What also abounds is raw sewage. Especially a problem when it rains, as it is doing as I write this. Everything, and I do mean everything, flows into the ocean. Not good. It is the dark plume that spreads over the otherwise bright surfing future for Morocco. Especially here in Taghazout, which, as I mentioned in an earlier dispatch, has grown and continues to grow into a unique surf hamlet, the Puerto Escondido of North Africa, if you will. A surfer flies in, settles in and surfs all around town with world-class waves within walking distance. It is one of those unique surf villages. While Morocco actively promotes surfing, it will someday have to face the issue of sewage treatment. If the surf boom that has given this small village an economic shot in the arm is to continue, a sewage plan will have to be drawn up and implemented.
To the local surf communities’ credit, they are proactive. In January a beach cleanup took place. I know, it is not much–a small pebble thrown in a large pool. However, any move towards cleanliness, even small steps, help to shift the consciousness. It would be nice to see a Surfrider Foundation chapter set up in Taghazout, even if it is, to begin with, nothing more than symbolic. The local community is keen.

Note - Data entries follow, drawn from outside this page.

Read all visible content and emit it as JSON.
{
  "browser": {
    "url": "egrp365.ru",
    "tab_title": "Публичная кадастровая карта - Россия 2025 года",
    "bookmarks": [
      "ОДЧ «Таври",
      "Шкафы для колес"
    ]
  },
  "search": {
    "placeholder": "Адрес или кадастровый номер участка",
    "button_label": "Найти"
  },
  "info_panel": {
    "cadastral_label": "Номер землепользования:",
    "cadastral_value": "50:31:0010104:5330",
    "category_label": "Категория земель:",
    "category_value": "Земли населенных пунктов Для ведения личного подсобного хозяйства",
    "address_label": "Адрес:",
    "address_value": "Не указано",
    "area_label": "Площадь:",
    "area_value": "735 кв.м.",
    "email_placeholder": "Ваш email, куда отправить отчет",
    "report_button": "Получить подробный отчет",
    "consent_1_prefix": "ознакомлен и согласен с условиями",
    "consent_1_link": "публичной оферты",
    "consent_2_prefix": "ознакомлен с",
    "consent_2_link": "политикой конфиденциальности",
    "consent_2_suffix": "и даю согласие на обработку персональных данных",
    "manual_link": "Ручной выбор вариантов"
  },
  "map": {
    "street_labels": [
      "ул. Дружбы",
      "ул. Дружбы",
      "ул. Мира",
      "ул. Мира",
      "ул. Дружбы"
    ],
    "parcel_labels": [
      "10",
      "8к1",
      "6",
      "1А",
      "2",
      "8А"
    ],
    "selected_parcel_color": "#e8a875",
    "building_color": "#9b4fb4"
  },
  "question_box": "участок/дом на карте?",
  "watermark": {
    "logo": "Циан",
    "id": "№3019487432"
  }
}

Yesterday we lucked out. The surf was stormy; ten to twelve feet accompanied by a 12knot onshore wind. As the sun burst out and the day wore on the conditions eventually sorted out. The tide pulled low and the wind lay down and Anchor Point served us relatively clean six-to-eight foot chunk swell. Good fun and a much-needed surf. In this country, it seems that no matter how flat or rainy or windy, there is always hope just around the corner: a four-foot peak, a burst of sun, a glassy patch tucked inside of a point. More than anything this is what characterizes surfing in Morocco. This country, with its prime surf geography, offers the traveling surfer a full platter of promise and possibility.